When you think of 1997, Titanic, Diana or Backstreet Boys may spring to mind. But that's just the tip of the iceberg – in reality, the year was huge in terms of pop culture and music, producing a number of brilliant songs. We've compiled a list of some of our favourites.
The Divine Comedy: In Pursuit of Happiness
A Short Album About Love notably contained 'Everybody Knows (Except You)', undoubtedly one of The Divine Comedy's best-known songs, but it also featured the gem that is 'In Pursuit of Happiness'. First sounding like a fairly typical love song, the track's development is intriguing and reveals levels of social criticism towards the end.
Wu-Tang Clan: Triumph
Wu-Tang Clan's second studio album, Wu-Tang Forever, was released in the summer of 1997. While it consists of two full discs of tracks that could all be discussed in length, the single 'Triumph' is always worth mentioning: an unusual and bold move, the track was chosen as a single despite being over 6 minutes long and having no chorus.
Blonde Redhead: Symphony of Treble
While Blonde Redhead are nowadays often considered a more shoegazey alternative band, back in the 90s they were still known for their noisier material. While many prefer their newer tracks and stylings, their early albums include a number of interesting tracks, such as 'Symphony of Treble'.
Mogwai: R U Still In 2 It
Mogwai's music is mostly instrumental, almost trademarkedly so, but 'R U Still In 2 It' is one of the exceptions. Featuring vocals from Arab Strap's Aidan Moffatt, the track is poetic, but haunting. Despite Young Team being Mogwai's debut album, some of their best material can be found on it and 'R U Still In 2 It' is without doubt one of these tracks.
Elliott Smith: Between the Bars
Elliott Smith's third album Either/Or is much loved by both fans and critics, and for good reason. The record is introspective and intense, with a track listing that is essentially perfect. While Either/Or should be listened to in its entirety, 'Between the Bars' gives a good insight into what the album will hold. Moreover, it is a track you'd wish could go on for longer than its actual duration of less than two and a half minutes.
Spice Girls: Viva Forever
Like them or hate them, Spice Girls were a defining sound of the 90s. Their second album Spiceworld was released in 1997 and was a big global success. One of the album's slower tracks, and arguably one of Spice Girls' best songs, 'Viva Forever' was only released as a single in the spring of 1998, when Halliwell had already left the group, despite her being the main writer of the song. 'Viva Forever' may not be especially interesting or experimental, but it's a pop treasure. Furthermore, its music video looks endearingly homemade, considering the success Spice Girls had reached by this stage.

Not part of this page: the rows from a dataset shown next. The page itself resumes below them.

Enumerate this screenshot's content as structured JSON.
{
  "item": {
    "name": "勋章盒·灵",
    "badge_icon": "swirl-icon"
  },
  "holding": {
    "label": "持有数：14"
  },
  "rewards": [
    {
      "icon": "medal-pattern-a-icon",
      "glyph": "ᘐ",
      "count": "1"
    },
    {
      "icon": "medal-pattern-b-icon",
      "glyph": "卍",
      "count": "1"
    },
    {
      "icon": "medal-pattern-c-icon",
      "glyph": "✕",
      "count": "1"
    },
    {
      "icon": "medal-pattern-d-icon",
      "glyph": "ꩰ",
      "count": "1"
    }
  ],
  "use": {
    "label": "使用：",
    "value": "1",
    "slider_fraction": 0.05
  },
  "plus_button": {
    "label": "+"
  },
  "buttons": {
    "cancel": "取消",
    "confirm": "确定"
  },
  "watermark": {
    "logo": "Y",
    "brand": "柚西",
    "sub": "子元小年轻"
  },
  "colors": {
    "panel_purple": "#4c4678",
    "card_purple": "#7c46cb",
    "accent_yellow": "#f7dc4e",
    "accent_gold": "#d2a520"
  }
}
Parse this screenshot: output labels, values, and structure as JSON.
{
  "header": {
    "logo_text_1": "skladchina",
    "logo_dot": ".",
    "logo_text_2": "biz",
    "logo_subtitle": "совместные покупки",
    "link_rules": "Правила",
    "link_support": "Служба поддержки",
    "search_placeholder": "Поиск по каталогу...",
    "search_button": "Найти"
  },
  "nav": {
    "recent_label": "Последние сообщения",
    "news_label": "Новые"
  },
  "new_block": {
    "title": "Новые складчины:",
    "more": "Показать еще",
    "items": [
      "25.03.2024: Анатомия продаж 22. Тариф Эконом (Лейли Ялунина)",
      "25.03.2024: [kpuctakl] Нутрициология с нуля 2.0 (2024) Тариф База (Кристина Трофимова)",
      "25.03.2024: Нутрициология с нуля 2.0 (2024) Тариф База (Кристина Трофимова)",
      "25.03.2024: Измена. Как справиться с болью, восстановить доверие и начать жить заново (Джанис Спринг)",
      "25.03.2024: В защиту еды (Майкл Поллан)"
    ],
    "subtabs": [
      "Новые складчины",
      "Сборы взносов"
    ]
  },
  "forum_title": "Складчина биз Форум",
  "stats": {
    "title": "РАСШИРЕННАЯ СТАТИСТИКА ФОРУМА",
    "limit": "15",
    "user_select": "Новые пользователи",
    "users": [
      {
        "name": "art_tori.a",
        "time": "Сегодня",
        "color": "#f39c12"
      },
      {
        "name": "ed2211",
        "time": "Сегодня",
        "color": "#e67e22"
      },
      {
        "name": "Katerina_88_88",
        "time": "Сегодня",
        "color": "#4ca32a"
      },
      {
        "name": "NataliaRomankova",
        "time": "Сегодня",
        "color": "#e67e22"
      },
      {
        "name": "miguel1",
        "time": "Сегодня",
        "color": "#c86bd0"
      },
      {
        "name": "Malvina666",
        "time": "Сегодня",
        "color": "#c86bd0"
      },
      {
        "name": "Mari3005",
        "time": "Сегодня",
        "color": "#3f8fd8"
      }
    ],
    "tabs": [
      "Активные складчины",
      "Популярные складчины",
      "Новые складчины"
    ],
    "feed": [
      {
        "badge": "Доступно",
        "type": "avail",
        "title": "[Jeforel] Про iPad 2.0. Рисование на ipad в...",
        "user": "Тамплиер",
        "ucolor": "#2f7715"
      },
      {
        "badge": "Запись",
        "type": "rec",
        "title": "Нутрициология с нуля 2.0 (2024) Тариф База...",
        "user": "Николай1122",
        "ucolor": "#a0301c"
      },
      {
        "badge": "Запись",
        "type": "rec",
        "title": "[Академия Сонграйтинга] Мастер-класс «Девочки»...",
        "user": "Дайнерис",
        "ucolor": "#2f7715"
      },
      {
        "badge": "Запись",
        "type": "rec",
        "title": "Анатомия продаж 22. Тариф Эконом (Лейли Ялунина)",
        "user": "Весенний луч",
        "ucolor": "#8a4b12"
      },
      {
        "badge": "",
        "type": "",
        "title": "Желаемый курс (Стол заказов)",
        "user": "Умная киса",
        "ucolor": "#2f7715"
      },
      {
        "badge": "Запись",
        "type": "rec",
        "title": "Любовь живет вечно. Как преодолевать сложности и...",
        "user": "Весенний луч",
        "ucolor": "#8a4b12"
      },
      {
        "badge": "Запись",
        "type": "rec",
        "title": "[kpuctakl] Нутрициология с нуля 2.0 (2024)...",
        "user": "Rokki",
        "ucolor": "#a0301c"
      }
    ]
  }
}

As the final track to Pavement's fourth album Brighten the Corners, 'Fin' ('Infinite Spark' on non-US pressings) is a brilliant finish to a brilliant album. It is the longest track on the album, but remains interesting throughout and is yet another testimony to Stephen Malkmus' songwriting abilities.
Godspeed You! Black Emperor: Slow Moving Trains
Godspeed You! Black Emperor's 1997 album F♯ A♯ ∞ is an experimental classic and by no means your standard album, with the vinyl version having a technically infinite running time. The album was re-released in 1998 with some alterations, and the CD version below combines 'Slow Moving Train' with 'The Cowboy...'. At nearly 8 minutes, the track mixes different sounds and segments, growing from a slow start to something much more overpowering.
Radiohead: Fitter Happier
Whether you're a fan of Radiohead or not, their 1997 album OK Computer is an undeniably clever album. With tracks like 'Let Down', 'Karma Police' and 'Exit Music (For A Film)', it's varied yet still distinctively Radiohead, and even if they have released more interesting albums in their time, there is a reason why OK Computer has been consistently topping the Best Albums charts. Although often left unmentioned, one of the reasons for this should be 'Fitter Happier'. Featuring computerised, talking-head-like vocals (note: not the band, but actual talking heads) reflecting on how society's expectations of us merge with our own, everything about the song is slightly “off”, adding to the depressing atmosphere.
This is not nearly all from 1997; stay tuned for Part 2. to see more tracks by the likes of Dinosaur Jr, Sleater-Kinney, Yo La Tengo, The Verve, Superchunk and Mew.